== RECORDS FOR THE TASK ==
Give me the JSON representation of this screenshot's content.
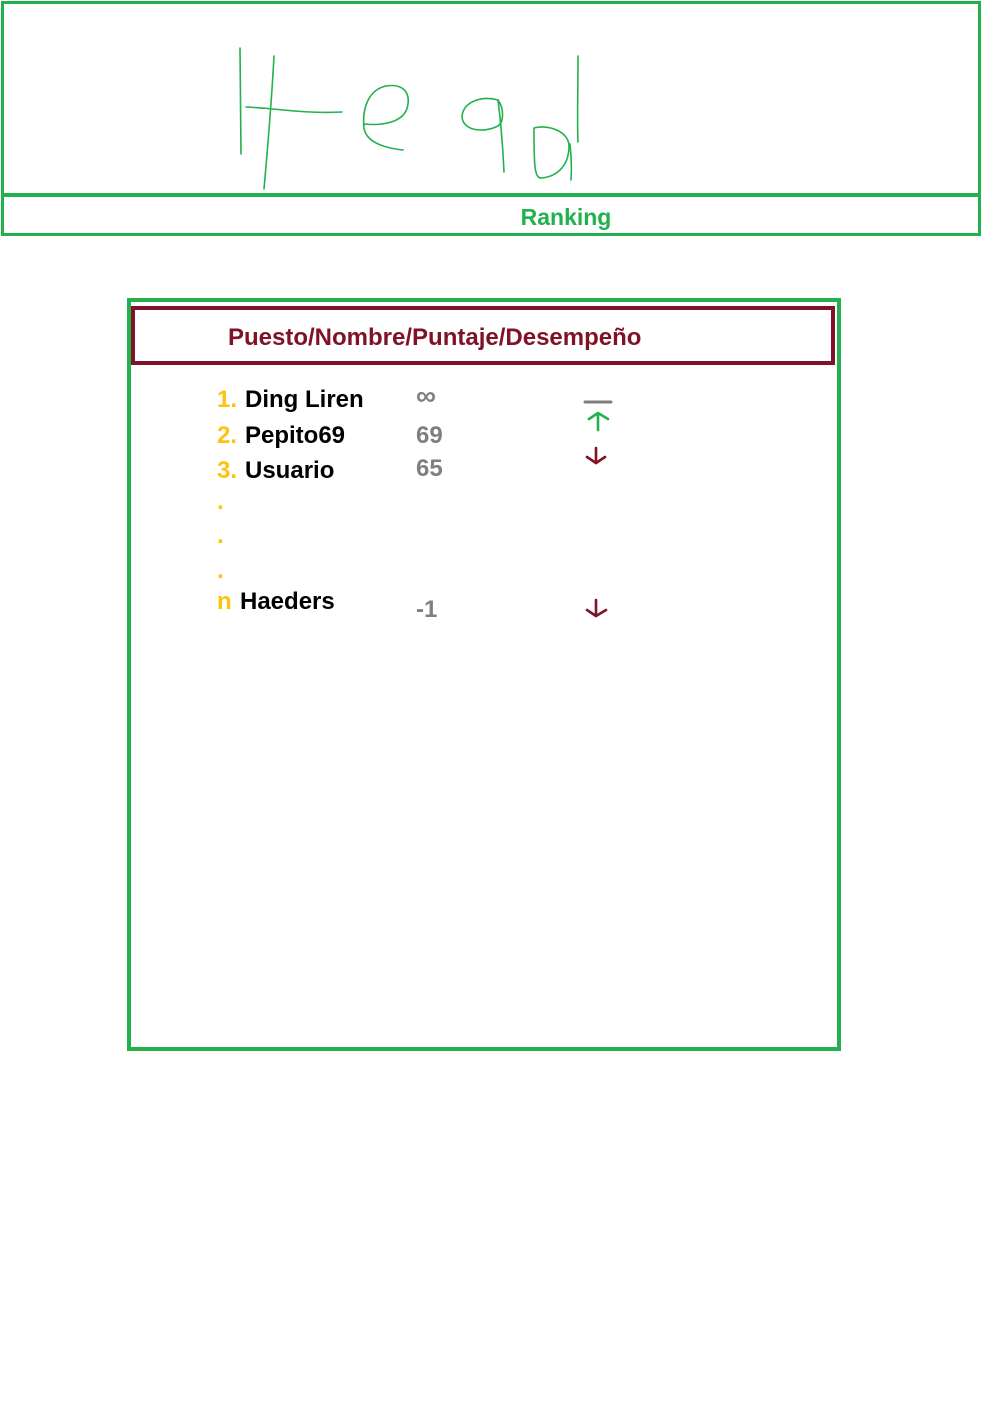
{
  "header": {
    "title_handwritten": "Head",
    "accent_color": "#22b14c"
  },
  "ranking_bar": {
    "label": "Ranking"
  },
  "panel": {
    "columns_label": "Puesto/Nombre/Puntaje/Desempeño",
    "header_color": "#7f1224",
    "rows": [
      {
        "rank": "1.",
        "name": "Ding Liren",
        "score": "∞",
        "performance": "same-icon"
      },
      {
        "rank": "2.",
        "name": "Pepito69",
        "score": "69",
        "performance": "up-arrow-icon"
      },
      {
        "rank": "3.",
        "name": "Usuario",
        "score": "65",
        "performance": "down-arrow-icon"
      },
      {
        "rank": "n",
        "name": "Haeders",
        "score": "-1",
        "performance": "down-arrow-icon"
      }
    ],
    "ellipsis_dots": [
      ".",
      ".",
      "."
    ],
    "rank_color": "#ffc20e",
    "score_color": "#7f7f7f",
    "up_color": "#22b14c",
    "down_color": "#7f1224",
    "same_color": "#7f7f7f"
  }
}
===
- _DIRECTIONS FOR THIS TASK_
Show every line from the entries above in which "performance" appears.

- _WRITTEN ANSWER_
        "performance": "same-icon"
        "performance": "up-arrow-icon"
        "performance": "down-arrow-icon"
        "performance": "down-arrow-icon"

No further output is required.